Wind resistance is an important test as nobody wants their rooflight to be damaged or collapse in high winds. The test simulates changes in high winds and measures any deflection of the rooflight by subjecting it to both positive and negative pressures. The Stella Rooflight conservation design achieved resistance to wind loads of 2100 Pa causing deflections less than 1/150 of the span of a frame member. It is resistant to repeated pressure cycles of 1050 Pa.

There is also a safety element to the test where a much higher pressure is applied and deflections are not taken into consideration. While snow might be a more seasonal consideration, depending on the severity of any given winter it can linger and increase over an extended period of time. The ability of roof glazing to withstand snow loading is tested in terms of long-duration loading, and any deflection in the centre of the glass measured accordingly. Site location is a significant determining factor in the wind and snow loads to which roof glazing is exposed, and should be considered accordingly.

The Stella Rooflight conservation design was tested to both positive and negatives pressures as high as 3150 Pa and no parts became detached and the design remained closed.

  • New rooflight installations will not normally require an application for planning permission providing:
  • They do not protrude more than 150mm beyond the plane of the roof slope
  • They are not higher than the highest part of the roof
  • If they are in a side elevation roof slope they must be obscure-glazed & either non opening or more than 1.7m above the floor level

There is no need to change the position of chimneys, flues & pipes

If you live in a listed building you will need listed building consent for any significant works, internal or external. If your house is in a conservation area or a designated area of outstanding natural beauty then there may be additional restrictions in place and we would advise that you speak to your local authority for further guidance.

Navigating through the various requirements of Building Regulation can be a minefield and we would always recommend that you seek advice from a qualified professional to ensure that your build complies with the current standards.
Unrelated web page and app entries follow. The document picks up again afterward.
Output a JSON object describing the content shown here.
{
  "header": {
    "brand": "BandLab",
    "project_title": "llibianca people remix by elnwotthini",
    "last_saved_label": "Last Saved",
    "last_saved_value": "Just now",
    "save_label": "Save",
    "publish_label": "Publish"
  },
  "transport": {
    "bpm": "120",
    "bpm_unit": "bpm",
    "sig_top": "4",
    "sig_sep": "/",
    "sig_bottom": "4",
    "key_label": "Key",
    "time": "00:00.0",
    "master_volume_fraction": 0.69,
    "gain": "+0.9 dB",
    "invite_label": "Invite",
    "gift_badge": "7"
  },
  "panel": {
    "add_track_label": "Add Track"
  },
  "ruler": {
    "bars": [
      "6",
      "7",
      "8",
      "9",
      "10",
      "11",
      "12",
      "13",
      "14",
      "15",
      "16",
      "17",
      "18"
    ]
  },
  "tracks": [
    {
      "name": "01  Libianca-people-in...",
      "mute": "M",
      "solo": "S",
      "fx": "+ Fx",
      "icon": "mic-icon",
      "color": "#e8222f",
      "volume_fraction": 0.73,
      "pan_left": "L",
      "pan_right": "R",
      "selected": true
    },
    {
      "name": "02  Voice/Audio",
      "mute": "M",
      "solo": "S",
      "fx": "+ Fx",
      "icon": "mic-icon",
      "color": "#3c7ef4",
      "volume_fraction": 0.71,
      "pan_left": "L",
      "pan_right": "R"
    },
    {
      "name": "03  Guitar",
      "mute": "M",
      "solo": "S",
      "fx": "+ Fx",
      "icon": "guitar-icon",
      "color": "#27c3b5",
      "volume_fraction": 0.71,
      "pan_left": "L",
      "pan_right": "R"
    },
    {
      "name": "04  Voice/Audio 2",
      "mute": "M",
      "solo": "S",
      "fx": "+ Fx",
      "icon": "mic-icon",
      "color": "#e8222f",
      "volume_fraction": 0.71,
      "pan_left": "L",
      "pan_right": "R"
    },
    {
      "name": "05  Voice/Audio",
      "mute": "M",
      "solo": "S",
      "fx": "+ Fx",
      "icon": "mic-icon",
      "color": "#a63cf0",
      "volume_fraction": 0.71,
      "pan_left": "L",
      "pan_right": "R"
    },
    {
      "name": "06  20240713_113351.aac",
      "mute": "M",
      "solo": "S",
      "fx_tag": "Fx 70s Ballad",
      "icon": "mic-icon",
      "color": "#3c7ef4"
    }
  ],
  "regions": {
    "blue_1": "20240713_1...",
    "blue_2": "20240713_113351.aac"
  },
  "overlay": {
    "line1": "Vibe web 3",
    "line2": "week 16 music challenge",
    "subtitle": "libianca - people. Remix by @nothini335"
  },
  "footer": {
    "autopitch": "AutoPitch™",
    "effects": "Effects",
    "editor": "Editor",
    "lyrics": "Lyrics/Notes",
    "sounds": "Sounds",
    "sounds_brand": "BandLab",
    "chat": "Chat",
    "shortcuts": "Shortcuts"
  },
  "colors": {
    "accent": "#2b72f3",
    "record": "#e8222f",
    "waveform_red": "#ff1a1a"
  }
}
When it comes to your rooflights, Stella offers a completely bespoke product so we are able to work with you to ensure that you get the right rooflights for your project.

We are always happy to discuss your requirements and provide guidance concerning the framing materials, glass, thermal performance and safety; so to find out more about how a Stella rooflight can enhance your property, email